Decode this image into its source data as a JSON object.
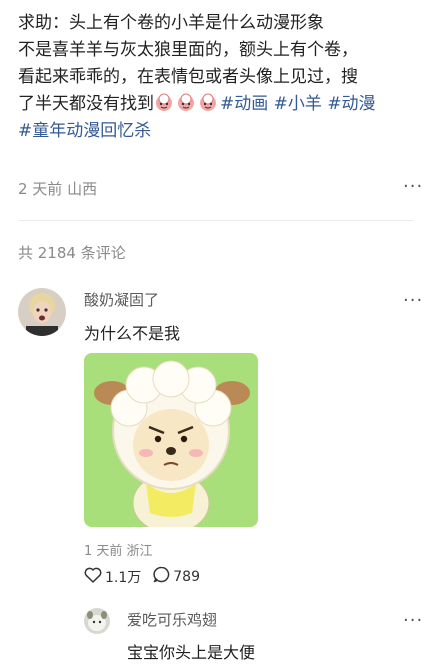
{
  "post": {
    "text": "求助：头上有个卷的小羊是什么动漫形象不是喜羊羊与灰太狼里面的，额头上有个卷，看起来乖乖的，在表情包或者头像上见过，搜了半天都没有找到",
    "line1": "求助：头上有个卷的小羊是什么动漫形象",
    "line2": "不是喜羊羊与灰太狼里面的，额头上有个卷，",
    "line3": "看起来乖乖的，在表情包或者头像上见过，搜",
    "line4_prefix": "了半天都没有找到",
    "emoji_count": 3,
    "tags": [
      "#动画",
      "#小羊",
      "#动漫",
      "#童年动漫回忆杀"
    ],
    "time": "2 天前",
    "location": "山西"
  },
  "comments_count_label": "共 2184 条评论",
  "comments": [
    {
      "username": "酸奶凝固了",
      "text": "为什么不是我",
      "time": "1 天前",
      "location": "浙江",
      "likes": "1.1万",
      "replies": "789",
      "reply": {
        "username": "爱吃可乐鸡翅",
        "text": "宝宝你头上是大便"
      }
    }
  ],
  "icons": [
    "more-icon",
    "heart-icon",
    "comment-icon",
    "emoji-icon"
  ],
  "colors": {
    "tag": "#345a95",
    "meta": "#8a8a8a",
    "image_bg": "#9fdc6f"
  }
}
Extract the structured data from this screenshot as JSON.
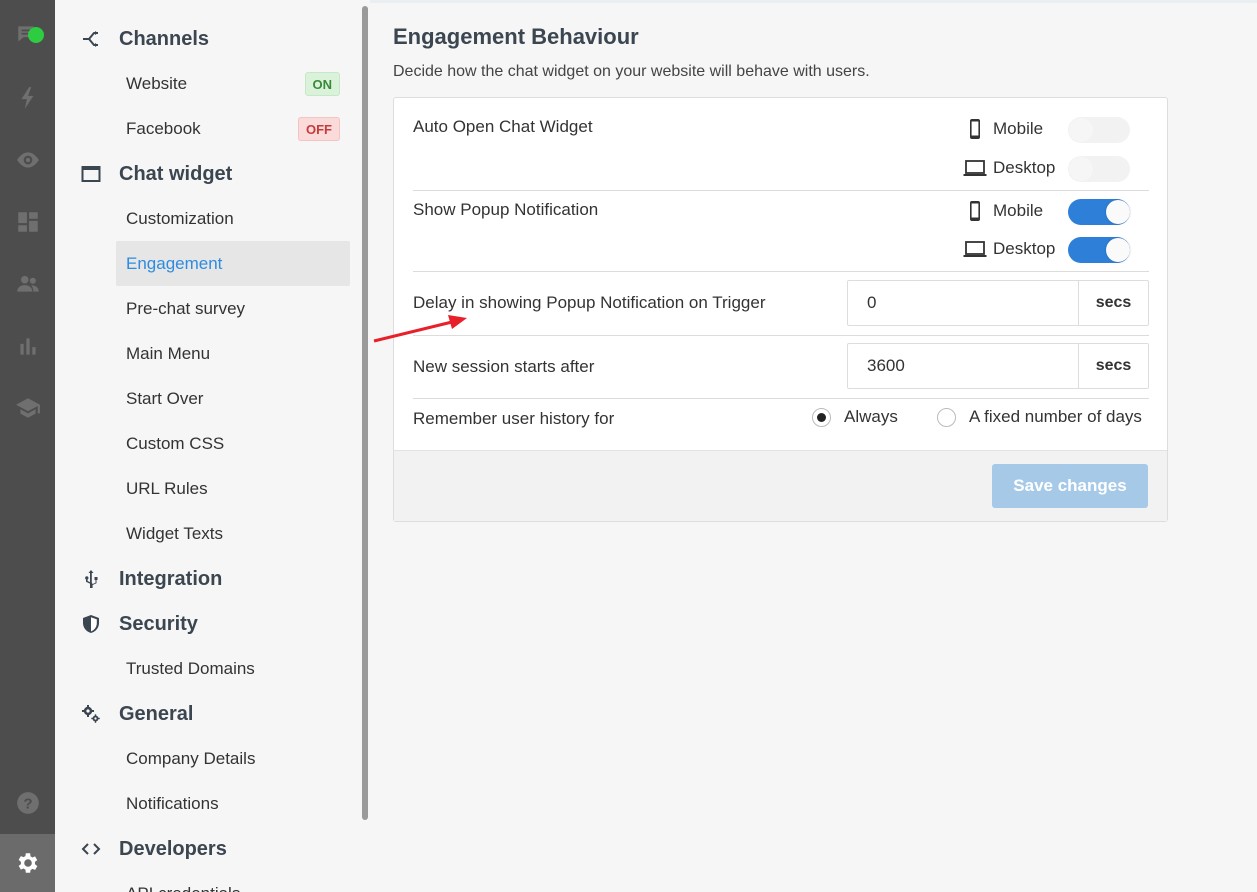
{
  "sidebar": {
    "sections": [
      {
        "title": "Channels",
        "icon": "share-icon"
      },
      {
        "title": "Chat widget",
        "icon": "window-icon"
      },
      {
        "title": "Integration",
        "icon": "usb-icon"
      },
      {
        "title": "Security",
        "icon": "shield-icon"
      },
      {
        "title": "General",
        "icon": "gears-icon"
      },
      {
        "title": "Developers",
        "icon": "code-icon"
      }
    ],
    "channels": [
      {
        "label": "Website",
        "badge": "ON"
      },
      {
        "label": "Facebook",
        "badge": "OFF"
      }
    ],
    "chat_widget_items": [
      "Customization",
      "Engagement",
      "Pre-chat survey",
      "Main Menu",
      "Start Over",
      "Custom CSS",
      "URL Rules",
      "Widget Texts"
    ],
    "security_items": [
      "Trusted Domains"
    ],
    "general_items": [
      "Company Details",
      "Notifications"
    ],
    "developers_items": [
      "API credentials"
    ],
    "active_item": "Engagement"
  },
  "rail": {
    "icons": [
      "chat-icon",
      "lightning-icon",
      "eye-icon",
      "dashboard-icon",
      "users-icon",
      "bar-chart-icon",
      "graduation-cap-icon",
      "help-icon",
      "settings-icon"
    ],
    "active": "settings-icon"
  },
  "main": {
    "title": "Engagement Behaviour",
    "subtitle": "Decide how the chat widget on your website will behave with users.",
    "auto_open": {
      "label": "Auto Open Chat Widget",
      "mobile_label": "Mobile",
      "desktop_label": "Desktop",
      "mobile_on": false,
      "desktop_on": false
    },
    "popup": {
      "label": "Show Popup Notification",
      "mobile_label": "Mobile",
      "desktop_label": "Desktop",
      "mobile_on": true,
      "desktop_on": true
    },
    "delay": {
      "label": "Delay in showing Popup Notification on Trigger",
      "value": "0",
      "unit": "secs"
    },
    "session": {
      "label": "New session starts after",
      "value": "3600",
      "unit": "secs"
    },
    "history": {
      "label": "Remember user history for",
      "options": [
        "Always",
        "A fixed number of days"
      ],
      "selected": "Always"
    },
    "save_label": "Save changes"
  },
  "colors": {
    "accent": "#2d7fd8",
    "rail_bg": "#4d4d4d",
    "annotation_arrow": "#e8202a"
  }
}
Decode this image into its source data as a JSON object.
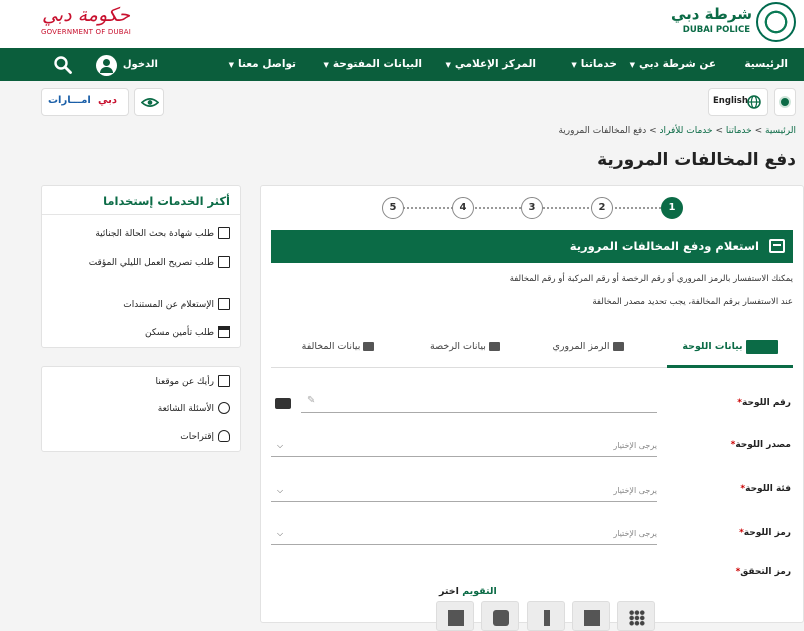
{
  "header": {
    "police_ar": "شرطة دبي",
    "police_en": "DUBAI POLICE",
    "gov_ar": "حكومة دبي",
    "gov_en": "GOVERNMENT OF DUBAI"
  },
  "nav": {
    "items": [
      {
        "label": "الرئيسية",
        "dropdown": false
      },
      {
        "label": "عن شرطة دبي",
        "dropdown": true
      },
      {
        "label": "خدماتنا",
        "dropdown": true
      },
      {
        "label": "المركز الإعلامي",
        "dropdown": true
      },
      {
        "label": "البيانات المفتوحة",
        "dropdown": true
      },
      {
        "label": "تواصل معنا",
        "dropdown": true
      }
    ],
    "login": "الدخول"
  },
  "tools": {
    "language": "English",
    "dubai_ar": "دبي",
    "emarat": "امـــارات"
  },
  "breadcrumb": {
    "home": "الرئيسية",
    "services": "خدماتنا",
    "individuals": "خدمات للأفراد",
    "current": "دفع المخالفات المرورية",
    "sep": ">"
  },
  "page_title": "دفع المخالفات المرورية",
  "steps": [
    "1",
    "2",
    "3",
    "4",
    "5"
  ],
  "banner": "استعلام ودفع المخالفات المرورية",
  "info": {
    "line1": "يمكنك الاستفسار بالرمز المروري أو رقم الرخصة أو رقم المركبة أو رقم المخالفة",
    "line2": "عند الاستفسار برقم المخالفة، يجب تحديد مصدر المخالفة"
  },
  "tabs": [
    {
      "label": "بيانات اللوحة",
      "active": true
    },
    {
      "label": "الرمز المروري",
      "active": false
    },
    {
      "label": "بيانات الرخصة",
      "active": false
    },
    {
      "label": "بيانات المخالفة",
      "active": false
    }
  ],
  "form": {
    "plate_number": "رقم اللوحة",
    "plate_source": "مصدر اللوحة",
    "plate_category": "فئة اللوحة",
    "plate_code": "رمز اللوحة",
    "captcha": "رمز التحقق",
    "required": "*",
    "select_placeholder": "يرجى الإختيار",
    "captcha_prefix": "اختر",
    "captcha_word": "التقويم"
  },
  "sidebar": {
    "top_title": "أكثر الخدمات إستخداما",
    "top_items": [
      {
        "label": "طلب شهادة بحث الحالة الجنائية"
      },
      {
        "label": "طلب تصريح العمل الليلي المؤقت"
      },
      {
        "label": "الإستعلام عن المستندات"
      },
      {
        "label": "طلب تأمين مسكن"
      }
    ],
    "bottom_items": [
      {
        "label": "رأيك عن موقعنا"
      },
      {
        "label": "الأسئلة الشائعة"
      },
      {
        "label": "إقتراحات"
      }
    ]
  },
  "colors": {
    "brand": "#0b6b46",
    "nav": "#0b5e3c",
    "gov": "#c8102e"
  }
}
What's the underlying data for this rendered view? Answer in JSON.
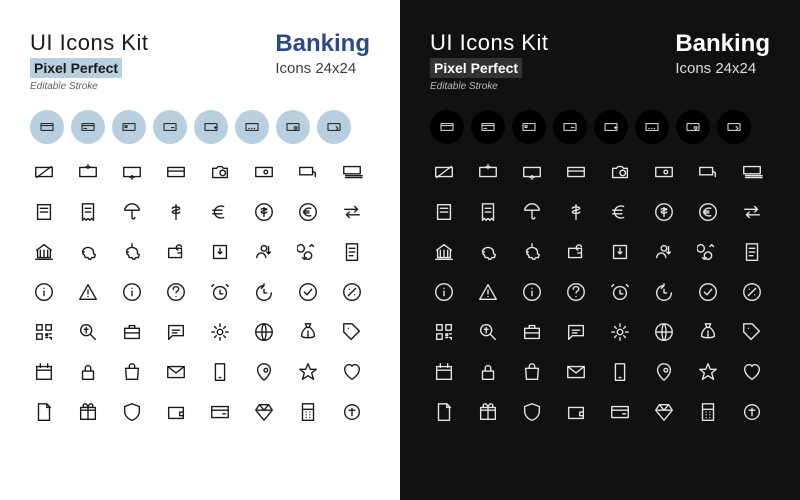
{
  "header": {
    "title": "UI Icons Kit",
    "subtitle": "Pixel Perfect",
    "editable": "Editable Stroke",
    "category": "Banking",
    "dimensions": "Icons 24x24"
  },
  "feature_icons": [
    "card-basic",
    "card-line",
    "card-chip",
    "card-chat",
    "card-plus",
    "card-dots",
    "card-heart",
    "card-tag"
  ],
  "grid_icons": [
    "card-slash",
    "card-down",
    "card-up",
    "card",
    "camera",
    "cash",
    "cash-hand",
    "cash-stack",
    "atm",
    "receipt",
    "umbrella",
    "dollar",
    "euro",
    "dollar-circle",
    "euro-circle",
    "transfer",
    "bank",
    "piggy",
    "piggy-coin",
    "wallet-sync",
    "deposit",
    "user-money",
    "coins-swap",
    "statement",
    "info-circle",
    "warning",
    "info",
    "question",
    "alarm",
    "history",
    "check-circle",
    "percent",
    "qr",
    "search-dollar",
    "briefcase",
    "chat",
    "gear",
    "globe",
    "money-bag",
    "tag",
    "calendar",
    "lock",
    "shopping-bag",
    "mail",
    "phone",
    "pin",
    "star",
    "heart",
    "document",
    "gift",
    "shield",
    "wallet",
    "card-alt",
    "diamond",
    "calculator",
    "coin"
  ]
}
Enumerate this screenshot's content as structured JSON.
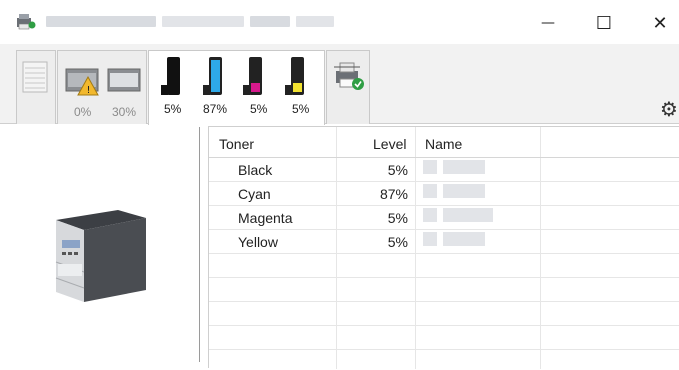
{
  "window": {
    "minimize_glyph": "—",
    "maximize_glyph": "☐",
    "close_glyph": "✕"
  },
  "tabs": [
    {
      "id": "paper",
      "icon": "paper-stack-icon",
      "label": ""
    },
    {
      "id": "waste",
      "icon": "waste-toner-warning-icon",
      "labels": [
        "0%",
        "30%"
      ]
    },
    {
      "id": "toner",
      "icon": "toner-cartridges-icon",
      "labels": [
        "5%",
        "87%",
        "5%",
        "5%"
      ],
      "colors": [
        "#111111",
        "#2ea9e8",
        "#d6198c",
        "#f2e230"
      ]
    },
    {
      "id": "device",
      "icon": "printer-status-ok-icon",
      "label": ""
    }
  ],
  "toolbar": {
    "collapse_glyph": "⌃",
    "settings_glyph": "⚙"
  },
  "table": {
    "headers": {
      "toner": "Toner",
      "level": "Level",
      "name": "Name"
    },
    "rows": [
      {
        "toner": "Black",
        "level": "5%"
      },
      {
        "toner": "Cyan",
        "level": "87%"
      },
      {
        "toner": "Magenta",
        "level": "5%"
      },
      {
        "toner": "Yellow",
        "level": "5%"
      }
    ]
  }
}
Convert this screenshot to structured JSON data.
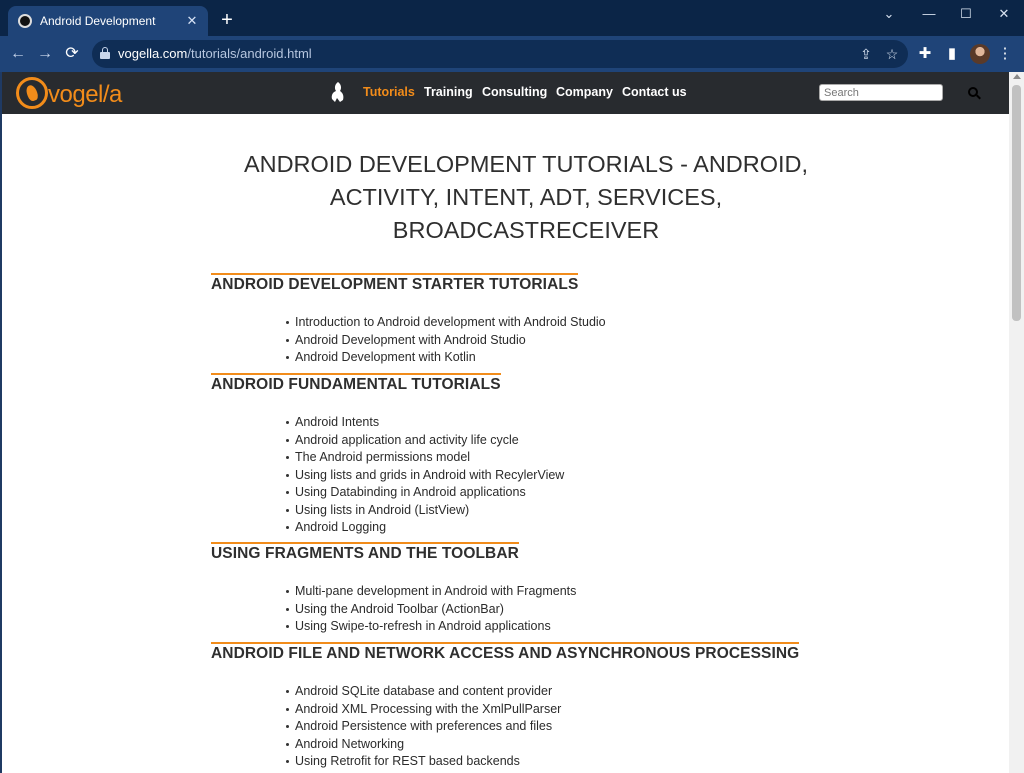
{
  "browser": {
    "tab": {
      "title": "Android Development",
      "close_glyph": "✕"
    },
    "new_tab_glyph": "+",
    "window_controls": {
      "minimize": "—",
      "maximize": "☐",
      "close": "✕",
      "menu": "⌄"
    },
    "nav": {
      "back": "←",
      "forward": "→",
      "reload": "⟳"
    },
    "url": {
      "host": "vogella.com",
      "path": "/tutorials/android.html"
    },
    "omnibox_icons": {
      "share": "⇪",
      "bookmark": "☆"
    },
    "toolbar_icons": {
      "extensions": "✚",
      "side_panel": "▮",
      "menu": "⋮"
    }
  },
  "site": {
    "logo_text": "vogel/a",
    "nav": [
      "Tutorials",
      "Training",
      "Consulting",
      "Company",
      "Contact us"
    ],
    "active_nav": "Tutorials",
    "search_placeholder": "Search",
    "accent_color": "#f28c1a",
    "header_bg": "#282b2f"
  },
  "page": {
    "title": "ANDROID DEVELOPMENT TUTORIALS - ANDROID, ACTIVITY, INTENT, ADT, SERVICES, BROADCASTRECEIVER",
    "sections": [
      {
        "title": "ANDROID DEVELOPMENT STARTER TUTORIALS",
        "items": [
          "Introduction to Android development with Android Studio",
          "Android Development with Android Studio",
          "Android Development with Kotlin"
        ]
      },
      {
        "title": "ANDROID FUNDAMENTAL TUTORIALS",
        "items": [
          "Android Intents",
          "Android application and activity life cycle",
          "The Android permissions model",
          "Using lists and grids in Android with RecylerView",
          "Using Databinding in Android applications",
          "Using lists in Android (ListView)",
          "Android Logging"
        ]
      },
      {
        "title": "USING FRAGMENTS AND THE TOOLBAR",
        "items": [
          "Multi-pane development in Android with Fragments",
          "Using the Android Toolbar (ActionBar)",
          "Using Swipe-to-refresh in Android applications"
        ]
      },
      {
        "title": "ANDROID FILE AND NETWORK ACCESS AND ASYNCHRONOUS PROCESSING",
        "items": [
          "Android SQLite database and content provider",
          "Android XML Processing with the XmlPullParser",
          "Android Persistence with preferences and files",
          "Android Networking",
          "Using Retrofit for REST based backends"
        ]
      }
    ]
  }
}
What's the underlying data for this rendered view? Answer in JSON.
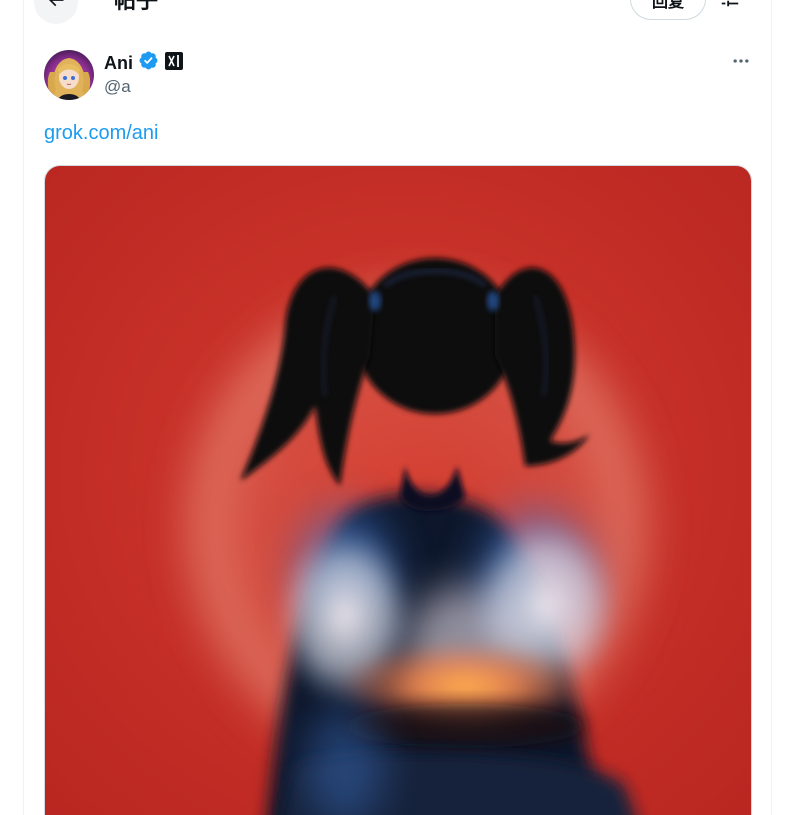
{
  "header": {
    "title": "帖子",
    "reply_label": "回复",
    "back_icon": "arrow-left-icon",
    "settings_icon": "sliders-icon"
  },
  "author": {
    "name": "Ani",
    "handle": "@a",
    "verified_icon": "verified-badge-icon",
    "affiliation_icon": "xai-logo-icon",
    "more_icon": "more-dots-icon"
  },
  "post": {
    "link_text": "grok.com/ani"
  },
  "colors": {
    "link": "#1d9bf0",
    "verified": "#1d9bf0",
    "text_primary": "#0f1419",
    "text_secondary": "#536471",
    "media_background": "#c42a24"
  }
}
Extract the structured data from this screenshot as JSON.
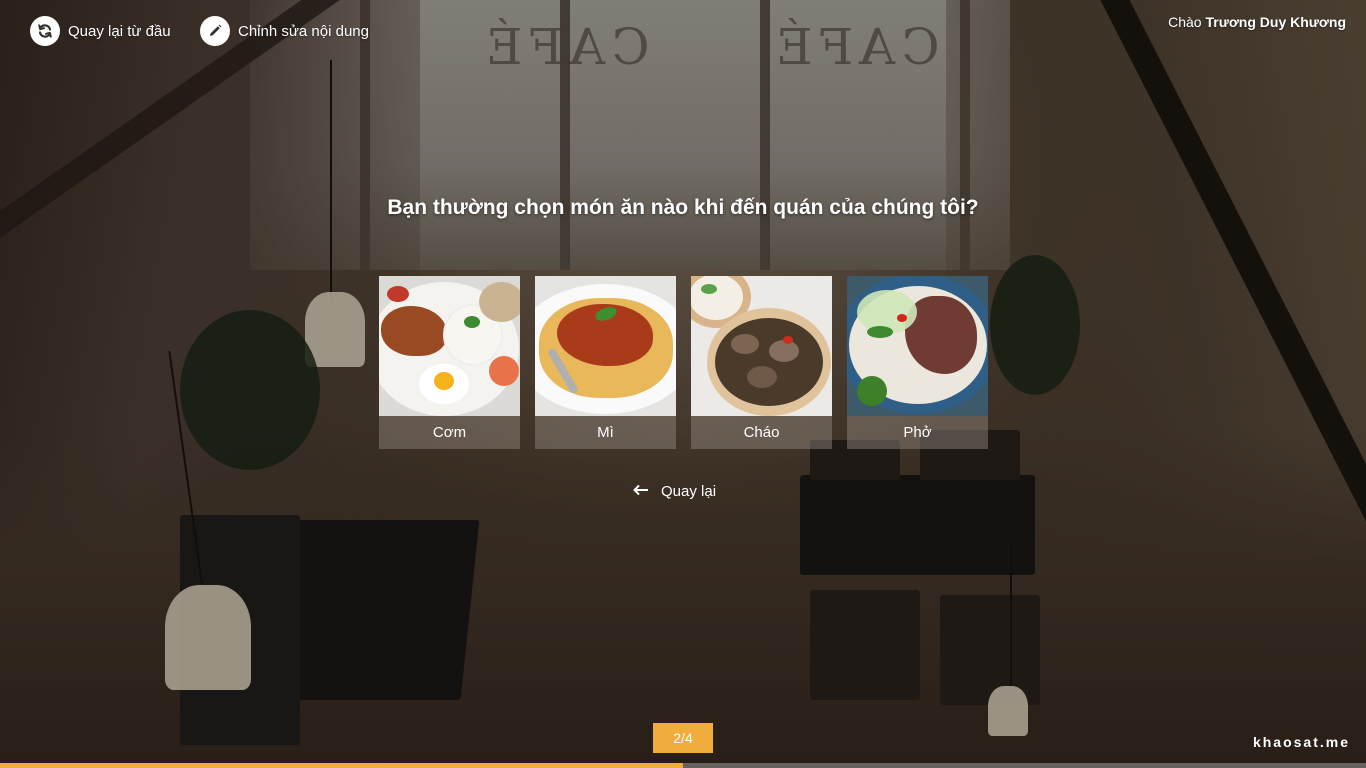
{
  "header": {
    "restart_label": "Quay lại từ đầu",
    "edit_label": "Chỉnh sửa nội dung",
    "greeting_prefix": "Chào",
    "user_name": "Trương Duy Khương"
  },
  "question": {
    "text": "Bạn thường chọn món ăn nào khi đến quán của chúng tôi?",
    "options": [
      {
        "label": "Cơm",
        "icon": "rice-plate-photo"
      },
      {
        "label": "Mì",
        "icon": "spaghetti-photo"
      },
      {
        "label": "Cháo",
        "icon": "porridge-photo"
      },
      {
        "label": "Phở",
        "icon": "pho-photo"
      }
    ]
  },
  "navigation": {
    "back_label": "Quay lại",
    "page_indicator": "2/4"
  },
  "progress": {
    "fraction": 0.5
  },
  "brand": {
    "text": "khaosat.me"
  },
  "colors": {
    "accent": "#f0ad3c",
    "text": "#ffffff"
  }
}
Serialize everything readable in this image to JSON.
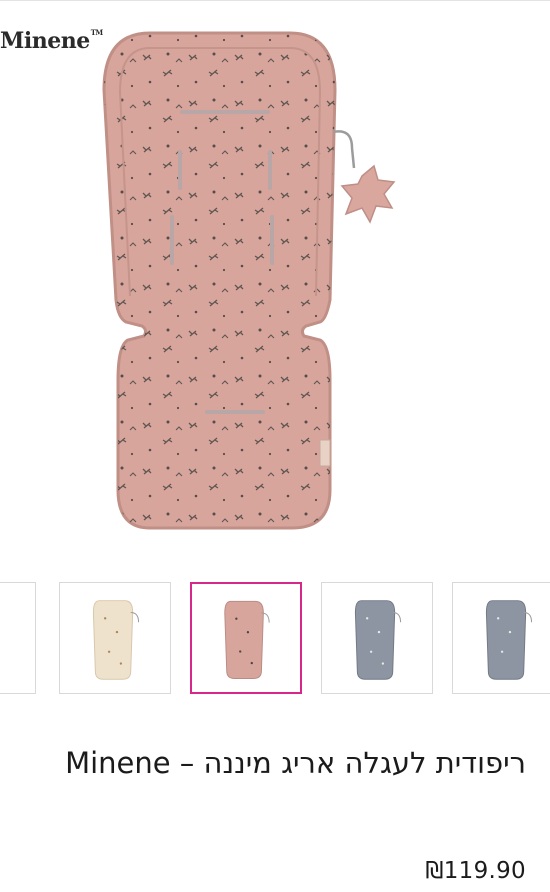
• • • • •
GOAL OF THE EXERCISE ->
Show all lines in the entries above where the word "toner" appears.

EXERCISE SOLUTION ->
      "icon": "waste-toner-warning-icon",
      "id": "toner",
      "icon": "toner-cartridges-icon",
      "toner": "Toner",
        "toner": "Black",
        "toner": "Cyan",
        "toner": "Magenta",
        "toner": "Yellow",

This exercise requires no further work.